To do: Search the records for the string "JSON", then copy each line where it appears.

Data supplied:
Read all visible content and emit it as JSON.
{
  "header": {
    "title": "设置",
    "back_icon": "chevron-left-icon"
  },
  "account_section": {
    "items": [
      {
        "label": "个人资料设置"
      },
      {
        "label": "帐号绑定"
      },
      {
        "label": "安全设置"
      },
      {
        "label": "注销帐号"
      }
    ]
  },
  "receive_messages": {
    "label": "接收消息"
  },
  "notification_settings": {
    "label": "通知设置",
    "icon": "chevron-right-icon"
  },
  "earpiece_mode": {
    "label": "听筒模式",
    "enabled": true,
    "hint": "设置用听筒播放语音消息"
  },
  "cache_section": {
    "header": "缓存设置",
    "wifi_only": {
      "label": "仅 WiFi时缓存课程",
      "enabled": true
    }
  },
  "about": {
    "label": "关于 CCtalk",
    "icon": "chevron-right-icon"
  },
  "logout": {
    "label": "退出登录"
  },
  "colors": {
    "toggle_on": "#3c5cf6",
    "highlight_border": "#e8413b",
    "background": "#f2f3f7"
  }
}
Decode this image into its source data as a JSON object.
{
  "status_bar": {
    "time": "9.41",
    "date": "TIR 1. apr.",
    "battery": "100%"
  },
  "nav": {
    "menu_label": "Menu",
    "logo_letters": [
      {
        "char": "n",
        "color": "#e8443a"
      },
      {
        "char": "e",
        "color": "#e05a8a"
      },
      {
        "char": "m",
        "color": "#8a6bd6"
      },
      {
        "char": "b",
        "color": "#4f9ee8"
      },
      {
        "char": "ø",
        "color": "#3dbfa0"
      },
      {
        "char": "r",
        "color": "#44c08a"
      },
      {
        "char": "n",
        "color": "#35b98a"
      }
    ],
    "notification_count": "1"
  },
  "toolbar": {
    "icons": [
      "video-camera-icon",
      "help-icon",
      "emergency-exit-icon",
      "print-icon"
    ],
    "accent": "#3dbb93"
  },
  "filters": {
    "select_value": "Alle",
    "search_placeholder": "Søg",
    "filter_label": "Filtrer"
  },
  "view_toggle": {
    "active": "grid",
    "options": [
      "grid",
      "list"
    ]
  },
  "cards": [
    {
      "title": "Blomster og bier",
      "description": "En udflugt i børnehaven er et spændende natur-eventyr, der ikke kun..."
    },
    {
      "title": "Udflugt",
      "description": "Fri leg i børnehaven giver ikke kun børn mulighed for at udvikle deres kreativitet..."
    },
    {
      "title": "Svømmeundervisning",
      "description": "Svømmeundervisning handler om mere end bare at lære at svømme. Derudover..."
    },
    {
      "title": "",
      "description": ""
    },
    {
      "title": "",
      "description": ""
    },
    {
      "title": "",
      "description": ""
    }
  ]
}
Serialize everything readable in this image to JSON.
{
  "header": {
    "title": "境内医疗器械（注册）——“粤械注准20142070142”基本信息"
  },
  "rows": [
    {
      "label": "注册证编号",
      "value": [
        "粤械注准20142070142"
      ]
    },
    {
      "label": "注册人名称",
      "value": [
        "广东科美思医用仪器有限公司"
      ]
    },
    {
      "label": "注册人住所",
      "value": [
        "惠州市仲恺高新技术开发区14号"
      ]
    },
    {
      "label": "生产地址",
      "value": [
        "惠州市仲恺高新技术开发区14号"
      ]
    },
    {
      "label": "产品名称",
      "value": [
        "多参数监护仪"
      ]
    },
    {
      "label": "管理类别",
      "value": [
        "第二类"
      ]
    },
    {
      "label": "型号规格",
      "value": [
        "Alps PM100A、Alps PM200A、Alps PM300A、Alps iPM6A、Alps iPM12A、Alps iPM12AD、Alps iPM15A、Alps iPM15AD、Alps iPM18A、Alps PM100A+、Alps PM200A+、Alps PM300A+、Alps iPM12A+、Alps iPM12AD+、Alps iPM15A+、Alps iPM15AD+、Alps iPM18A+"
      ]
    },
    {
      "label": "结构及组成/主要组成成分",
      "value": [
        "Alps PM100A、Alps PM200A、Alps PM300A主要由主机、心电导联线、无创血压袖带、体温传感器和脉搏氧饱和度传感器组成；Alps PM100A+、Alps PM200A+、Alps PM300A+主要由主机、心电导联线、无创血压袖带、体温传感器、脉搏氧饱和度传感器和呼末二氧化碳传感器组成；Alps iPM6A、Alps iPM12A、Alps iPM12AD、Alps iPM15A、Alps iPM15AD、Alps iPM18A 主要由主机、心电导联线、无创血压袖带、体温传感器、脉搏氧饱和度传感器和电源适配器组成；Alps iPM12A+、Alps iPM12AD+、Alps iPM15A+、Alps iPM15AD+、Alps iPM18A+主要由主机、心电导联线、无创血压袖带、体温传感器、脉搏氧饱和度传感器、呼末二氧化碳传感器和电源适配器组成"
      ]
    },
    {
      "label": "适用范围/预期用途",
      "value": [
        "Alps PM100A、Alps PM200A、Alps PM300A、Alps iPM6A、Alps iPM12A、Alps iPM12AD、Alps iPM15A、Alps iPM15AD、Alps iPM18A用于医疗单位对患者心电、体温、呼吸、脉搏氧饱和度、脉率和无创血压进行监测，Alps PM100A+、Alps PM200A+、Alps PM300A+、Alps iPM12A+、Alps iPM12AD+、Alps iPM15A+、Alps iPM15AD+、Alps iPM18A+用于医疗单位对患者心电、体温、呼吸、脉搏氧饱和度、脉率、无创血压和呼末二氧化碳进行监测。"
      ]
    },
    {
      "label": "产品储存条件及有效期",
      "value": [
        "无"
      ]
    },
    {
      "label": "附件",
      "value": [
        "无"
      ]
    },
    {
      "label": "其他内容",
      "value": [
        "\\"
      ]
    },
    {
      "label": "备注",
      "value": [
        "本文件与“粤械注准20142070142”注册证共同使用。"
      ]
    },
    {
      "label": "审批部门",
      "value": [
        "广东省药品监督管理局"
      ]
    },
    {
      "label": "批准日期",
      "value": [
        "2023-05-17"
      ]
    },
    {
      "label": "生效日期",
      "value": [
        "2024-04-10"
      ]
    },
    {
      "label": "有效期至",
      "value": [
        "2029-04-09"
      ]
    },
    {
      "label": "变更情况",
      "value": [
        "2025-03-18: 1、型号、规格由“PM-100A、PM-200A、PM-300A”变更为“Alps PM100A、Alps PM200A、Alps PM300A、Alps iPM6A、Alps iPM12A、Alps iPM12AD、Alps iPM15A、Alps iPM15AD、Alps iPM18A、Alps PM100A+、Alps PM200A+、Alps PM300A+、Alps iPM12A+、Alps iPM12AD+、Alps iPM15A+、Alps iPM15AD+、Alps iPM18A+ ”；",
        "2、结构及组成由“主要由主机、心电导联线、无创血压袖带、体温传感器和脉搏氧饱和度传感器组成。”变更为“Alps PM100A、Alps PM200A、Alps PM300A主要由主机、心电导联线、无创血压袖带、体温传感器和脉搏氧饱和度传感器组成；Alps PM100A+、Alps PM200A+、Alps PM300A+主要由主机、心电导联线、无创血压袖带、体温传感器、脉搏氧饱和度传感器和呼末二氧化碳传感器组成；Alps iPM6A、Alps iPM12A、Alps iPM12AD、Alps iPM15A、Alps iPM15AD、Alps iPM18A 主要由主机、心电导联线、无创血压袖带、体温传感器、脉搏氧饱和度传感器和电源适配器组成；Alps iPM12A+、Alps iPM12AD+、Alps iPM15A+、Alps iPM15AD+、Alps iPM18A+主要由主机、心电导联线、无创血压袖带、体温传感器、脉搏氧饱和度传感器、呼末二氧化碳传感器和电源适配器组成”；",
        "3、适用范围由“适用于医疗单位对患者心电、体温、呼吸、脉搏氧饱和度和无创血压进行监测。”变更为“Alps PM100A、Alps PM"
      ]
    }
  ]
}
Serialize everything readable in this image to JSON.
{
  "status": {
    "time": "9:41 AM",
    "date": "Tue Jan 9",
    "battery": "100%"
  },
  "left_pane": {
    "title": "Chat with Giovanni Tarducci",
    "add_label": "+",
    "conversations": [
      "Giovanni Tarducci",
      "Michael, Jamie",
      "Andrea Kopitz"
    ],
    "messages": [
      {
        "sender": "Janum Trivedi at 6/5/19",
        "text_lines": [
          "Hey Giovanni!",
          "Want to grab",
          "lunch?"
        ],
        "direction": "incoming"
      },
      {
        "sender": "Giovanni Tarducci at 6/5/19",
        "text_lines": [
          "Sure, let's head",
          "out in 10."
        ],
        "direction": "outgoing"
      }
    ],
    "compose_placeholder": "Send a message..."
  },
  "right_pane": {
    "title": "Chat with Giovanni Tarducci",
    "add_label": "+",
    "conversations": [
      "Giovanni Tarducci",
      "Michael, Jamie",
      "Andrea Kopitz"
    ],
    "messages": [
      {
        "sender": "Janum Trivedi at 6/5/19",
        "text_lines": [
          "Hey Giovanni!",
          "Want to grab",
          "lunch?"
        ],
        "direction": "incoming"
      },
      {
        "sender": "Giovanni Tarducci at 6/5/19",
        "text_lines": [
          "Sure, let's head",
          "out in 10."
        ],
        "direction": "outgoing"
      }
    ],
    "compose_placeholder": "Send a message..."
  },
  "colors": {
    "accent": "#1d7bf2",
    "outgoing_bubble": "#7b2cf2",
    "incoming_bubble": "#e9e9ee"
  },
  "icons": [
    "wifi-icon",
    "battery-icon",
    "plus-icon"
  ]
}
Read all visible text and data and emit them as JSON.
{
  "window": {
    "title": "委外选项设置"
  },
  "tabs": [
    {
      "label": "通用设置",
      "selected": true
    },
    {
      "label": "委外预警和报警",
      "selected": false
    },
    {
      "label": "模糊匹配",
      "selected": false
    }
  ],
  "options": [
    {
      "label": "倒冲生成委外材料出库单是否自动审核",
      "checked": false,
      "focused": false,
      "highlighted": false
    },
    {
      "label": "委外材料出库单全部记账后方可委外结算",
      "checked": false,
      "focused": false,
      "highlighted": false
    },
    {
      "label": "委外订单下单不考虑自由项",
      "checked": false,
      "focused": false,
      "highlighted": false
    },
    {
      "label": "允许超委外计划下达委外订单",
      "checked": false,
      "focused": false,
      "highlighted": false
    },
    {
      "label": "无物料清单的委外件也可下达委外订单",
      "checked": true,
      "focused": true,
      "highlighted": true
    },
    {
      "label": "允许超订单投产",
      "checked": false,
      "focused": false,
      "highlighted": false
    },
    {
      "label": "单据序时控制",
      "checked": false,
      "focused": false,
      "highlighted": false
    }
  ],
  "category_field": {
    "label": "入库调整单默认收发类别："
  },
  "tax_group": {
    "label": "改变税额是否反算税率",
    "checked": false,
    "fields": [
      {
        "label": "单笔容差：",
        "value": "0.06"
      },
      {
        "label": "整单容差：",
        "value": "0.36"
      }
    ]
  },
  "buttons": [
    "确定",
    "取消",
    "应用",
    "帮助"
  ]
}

Output for this task:
Read all visible content and emit it as JSON.
Decode this image into its source data as a JSON object.
Serialize everything readable in this image to JSON.
Serialize everything readable in this image to JSON.
Read all visible text and data and emit them as JSON.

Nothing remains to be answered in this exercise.